Garrick Tremain who in my subjective and biased opinion is New Zealand’s best cartoonist, has launched a book containing his favourites from the past 20 years.
Politics from the pen of a leading cartoonist contains 153 cartoons which is about 2% of what he has produced.
He said developments in his work were evident over the years, particularly in his drawing style.
“I can pretty much date a cartoon from the style of drawing, although drawing is the one thing which constantly disappoints me.
”I’m frequently pleased with the ideas I put into a cartoon but my drawing is always a disappointment.”
Blgging can be like that too – the ideas are good but the writing can be a disappointment 🙂
Tremain said he had not become increasingly controversial in his cartoon work, although newspaper editors had relaxed their own issues about content.
“The media has become more adventurous, less politically correct, and less restrained.
”Even though my tendency is still to do cartoons which may offend a lot of people, there used to be no show of editors publishing my work and now there are more happy to have my cartoons in their newspapers,” he said.
It depends on who you define offend, but good political cartoons should provoke a reaction.
Despite this, Tremain said audiences still had taboo subjects and the topics likely to cause offence changed from region to region.
South Island audiences were less likely to appreciate jokes about sex and toilet humour than their North Island counterparts, but were not so adverse to racial cartoons.
“The further south you go, the more frightened people are of anything risque.
”At the same time, I’ve noticed over the years they [South Islanders] are more accepting of anything which could be construed as a racist remark, which probably has a lot to do with population spread in this country.”
Being more risque-averse could be a result of Presbyterian upbringings, but I hope being less offended by what might be a racist remark does not mean we southerners are more racist.
Tremain said of all the audiences he had drawn cartoons for in his career, Otago people understood him better than anyone, as the region had been more exposed to his style of satire.
“It’s Otago where I first started and found an affinity with.
”I enjoy drawing for an Otago audience. ”They are very loyal,” he said.
When you’ve been enjoying someone’s work for 20 years, he’s earned your loyalty.
Despite trying to retire last year, Tremain said he was humbled and appreciative of the support he received to continue his work, and there was no end in sight for his career at this stage.

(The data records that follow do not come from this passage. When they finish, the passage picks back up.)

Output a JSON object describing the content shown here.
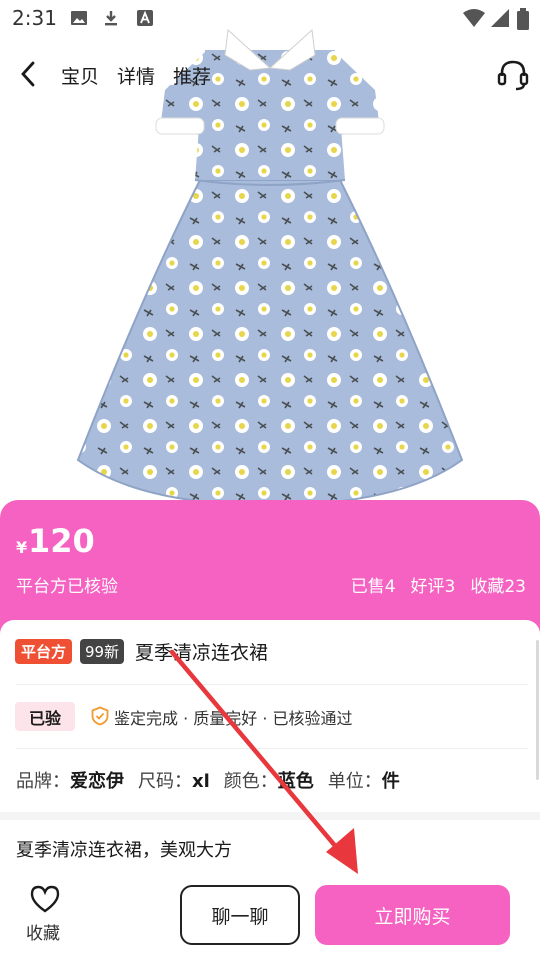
{
  "status_bar": {
    "time": "2:31",
    "left_icons": [
      "image-icon",
      "download-icon",
      "text-icon"
    ],
    "right_icons": [
      "wifi-icon",
      "signal-icon",
      "battery-icon"
    ]
  },
  "nav": {
    "tabs": [
      "宝贝",
      "详情",
      "推荐"
    ]
  },
  "price": {
    "currency": "¥",
    "value": "120",
    "note": "平台方已核验",
    "stats": [
      "已售4",
      "好评3",
      "收藏23"
    ]
  },
  "product": {
    "badge_platform": "平台方",
    "badge_condition": "99新",
    "title": "夏季清凉连衣裙",
    "verified_badge": "已验",
    "verified_detail": "鉴定完成 · 质量完好 · 已核验通过",
    "specs": [
      {
        "label": "品牌：",
        "value": "爱恋伊"
      },
      {
        "label": "尺码：",
        "value": "xl"
      },
      {
        "label": "颜色：",
        "value": "蓝色"
      },
      {
        "label": "单位：",
        "value": "件"
      }
    ],
    "description": "夏季清凉连衣裙，美观大方"
  },
  "bottom_bar": {
    "favorite_label": "收藏",
    "chat_label": "聊一聊",
    "buy_label": "立即购买"
  },
  "colors": {
    "accent": "#f562c2",
    "platform_badge": "#ef4f33",
    "annotation_arrow": "#e8383d"
  }
}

“It’s nice to know that what you do is important to some other people,” he said.
And it’s nice to know Tremain and the ODT are going to be keeping us amused and/or outraged.